## [The problem]
From the records, return each line that has the word "Choose" in it.

## [Task data]
==========

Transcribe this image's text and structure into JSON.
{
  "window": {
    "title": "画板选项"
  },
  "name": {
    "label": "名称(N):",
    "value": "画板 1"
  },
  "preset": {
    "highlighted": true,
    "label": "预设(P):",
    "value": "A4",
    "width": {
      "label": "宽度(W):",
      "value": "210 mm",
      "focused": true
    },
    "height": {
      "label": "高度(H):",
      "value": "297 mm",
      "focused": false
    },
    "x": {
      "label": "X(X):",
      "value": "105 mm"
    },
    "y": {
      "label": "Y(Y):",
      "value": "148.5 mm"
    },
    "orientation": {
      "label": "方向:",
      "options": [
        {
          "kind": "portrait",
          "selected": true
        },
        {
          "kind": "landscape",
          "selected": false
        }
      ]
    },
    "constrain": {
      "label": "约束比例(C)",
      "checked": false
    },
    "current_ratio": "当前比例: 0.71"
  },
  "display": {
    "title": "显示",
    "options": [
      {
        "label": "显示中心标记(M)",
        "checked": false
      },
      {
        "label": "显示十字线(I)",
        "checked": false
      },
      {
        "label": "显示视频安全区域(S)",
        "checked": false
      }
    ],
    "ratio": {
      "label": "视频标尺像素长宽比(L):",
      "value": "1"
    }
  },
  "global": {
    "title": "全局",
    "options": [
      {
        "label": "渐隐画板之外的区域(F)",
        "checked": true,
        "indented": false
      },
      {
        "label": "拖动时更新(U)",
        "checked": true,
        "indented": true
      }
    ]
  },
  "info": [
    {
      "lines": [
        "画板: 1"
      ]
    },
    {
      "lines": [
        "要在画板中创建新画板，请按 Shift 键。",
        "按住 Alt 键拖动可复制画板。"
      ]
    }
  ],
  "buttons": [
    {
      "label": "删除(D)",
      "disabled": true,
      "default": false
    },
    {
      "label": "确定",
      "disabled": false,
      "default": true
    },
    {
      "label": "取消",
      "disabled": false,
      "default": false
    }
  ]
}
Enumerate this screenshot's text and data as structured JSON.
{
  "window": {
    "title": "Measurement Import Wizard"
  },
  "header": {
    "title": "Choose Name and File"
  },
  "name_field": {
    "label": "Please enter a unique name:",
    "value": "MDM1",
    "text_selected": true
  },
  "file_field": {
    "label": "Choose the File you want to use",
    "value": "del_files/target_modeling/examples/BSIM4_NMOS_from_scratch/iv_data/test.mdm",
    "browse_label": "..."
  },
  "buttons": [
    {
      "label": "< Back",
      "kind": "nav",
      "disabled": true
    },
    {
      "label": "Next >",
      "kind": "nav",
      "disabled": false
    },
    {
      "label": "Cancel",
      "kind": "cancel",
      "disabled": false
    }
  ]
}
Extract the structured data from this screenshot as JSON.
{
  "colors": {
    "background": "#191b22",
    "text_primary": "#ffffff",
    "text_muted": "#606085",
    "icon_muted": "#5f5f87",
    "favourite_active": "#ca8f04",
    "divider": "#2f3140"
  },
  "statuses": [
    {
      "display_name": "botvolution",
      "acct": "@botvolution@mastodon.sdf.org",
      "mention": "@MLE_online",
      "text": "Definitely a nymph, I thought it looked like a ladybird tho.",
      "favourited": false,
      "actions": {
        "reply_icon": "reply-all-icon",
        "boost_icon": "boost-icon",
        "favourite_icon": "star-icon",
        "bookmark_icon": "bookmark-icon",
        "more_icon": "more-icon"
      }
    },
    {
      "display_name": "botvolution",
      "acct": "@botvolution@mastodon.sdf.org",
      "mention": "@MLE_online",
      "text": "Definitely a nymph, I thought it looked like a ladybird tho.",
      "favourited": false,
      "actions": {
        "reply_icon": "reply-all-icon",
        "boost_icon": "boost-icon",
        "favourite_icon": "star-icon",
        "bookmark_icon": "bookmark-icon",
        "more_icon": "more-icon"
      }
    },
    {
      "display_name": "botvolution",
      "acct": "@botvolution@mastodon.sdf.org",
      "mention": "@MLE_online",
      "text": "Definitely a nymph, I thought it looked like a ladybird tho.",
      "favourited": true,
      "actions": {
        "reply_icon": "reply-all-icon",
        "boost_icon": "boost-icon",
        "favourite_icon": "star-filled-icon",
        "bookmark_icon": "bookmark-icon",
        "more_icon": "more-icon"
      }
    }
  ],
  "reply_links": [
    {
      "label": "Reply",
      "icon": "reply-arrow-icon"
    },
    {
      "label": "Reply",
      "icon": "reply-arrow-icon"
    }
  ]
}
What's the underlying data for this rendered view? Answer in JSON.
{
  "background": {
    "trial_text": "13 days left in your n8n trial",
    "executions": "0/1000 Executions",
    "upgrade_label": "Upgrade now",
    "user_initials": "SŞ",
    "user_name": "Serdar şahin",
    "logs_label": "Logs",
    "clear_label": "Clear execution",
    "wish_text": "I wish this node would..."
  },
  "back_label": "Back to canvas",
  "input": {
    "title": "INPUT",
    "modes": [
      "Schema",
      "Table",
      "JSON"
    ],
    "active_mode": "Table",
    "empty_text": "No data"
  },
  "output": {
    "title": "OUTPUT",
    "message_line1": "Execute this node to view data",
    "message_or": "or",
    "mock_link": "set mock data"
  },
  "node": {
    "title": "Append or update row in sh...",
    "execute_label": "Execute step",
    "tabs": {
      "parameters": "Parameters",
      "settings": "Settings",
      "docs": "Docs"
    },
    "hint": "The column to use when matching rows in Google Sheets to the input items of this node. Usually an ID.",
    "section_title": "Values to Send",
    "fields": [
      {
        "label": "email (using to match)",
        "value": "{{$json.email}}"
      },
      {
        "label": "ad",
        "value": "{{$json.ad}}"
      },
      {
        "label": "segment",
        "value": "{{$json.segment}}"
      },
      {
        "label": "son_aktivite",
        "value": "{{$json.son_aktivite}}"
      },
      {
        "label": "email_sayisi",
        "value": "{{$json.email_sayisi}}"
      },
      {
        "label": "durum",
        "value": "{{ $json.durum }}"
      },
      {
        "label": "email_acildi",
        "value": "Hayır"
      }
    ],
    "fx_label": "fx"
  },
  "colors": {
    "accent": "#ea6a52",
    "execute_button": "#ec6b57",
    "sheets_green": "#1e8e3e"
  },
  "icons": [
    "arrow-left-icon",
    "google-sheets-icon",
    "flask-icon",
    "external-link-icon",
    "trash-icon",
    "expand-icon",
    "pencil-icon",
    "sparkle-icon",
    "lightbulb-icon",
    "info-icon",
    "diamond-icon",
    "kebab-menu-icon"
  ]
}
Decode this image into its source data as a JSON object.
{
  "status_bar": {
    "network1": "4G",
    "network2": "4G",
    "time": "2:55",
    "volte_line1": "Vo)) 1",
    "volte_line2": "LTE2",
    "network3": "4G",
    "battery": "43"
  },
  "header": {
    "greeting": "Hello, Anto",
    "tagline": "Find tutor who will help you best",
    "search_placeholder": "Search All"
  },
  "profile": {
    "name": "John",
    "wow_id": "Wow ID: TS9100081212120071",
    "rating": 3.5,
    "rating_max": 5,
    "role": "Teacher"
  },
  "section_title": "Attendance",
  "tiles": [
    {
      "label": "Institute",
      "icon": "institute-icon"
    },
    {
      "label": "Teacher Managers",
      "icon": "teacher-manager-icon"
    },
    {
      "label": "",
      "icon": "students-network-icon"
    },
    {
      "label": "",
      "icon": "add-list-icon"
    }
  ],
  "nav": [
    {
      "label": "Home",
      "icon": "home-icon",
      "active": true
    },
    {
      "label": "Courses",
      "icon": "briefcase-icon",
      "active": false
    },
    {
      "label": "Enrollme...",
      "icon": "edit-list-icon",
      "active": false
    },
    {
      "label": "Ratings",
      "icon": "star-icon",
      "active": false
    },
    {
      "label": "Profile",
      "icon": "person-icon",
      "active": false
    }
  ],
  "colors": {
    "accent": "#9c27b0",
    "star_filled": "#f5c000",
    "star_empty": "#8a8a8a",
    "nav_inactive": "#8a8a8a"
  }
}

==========

## [Response to the exercise]
    "title": "Choose Name and File"
    "label": "Choose the File you want to use",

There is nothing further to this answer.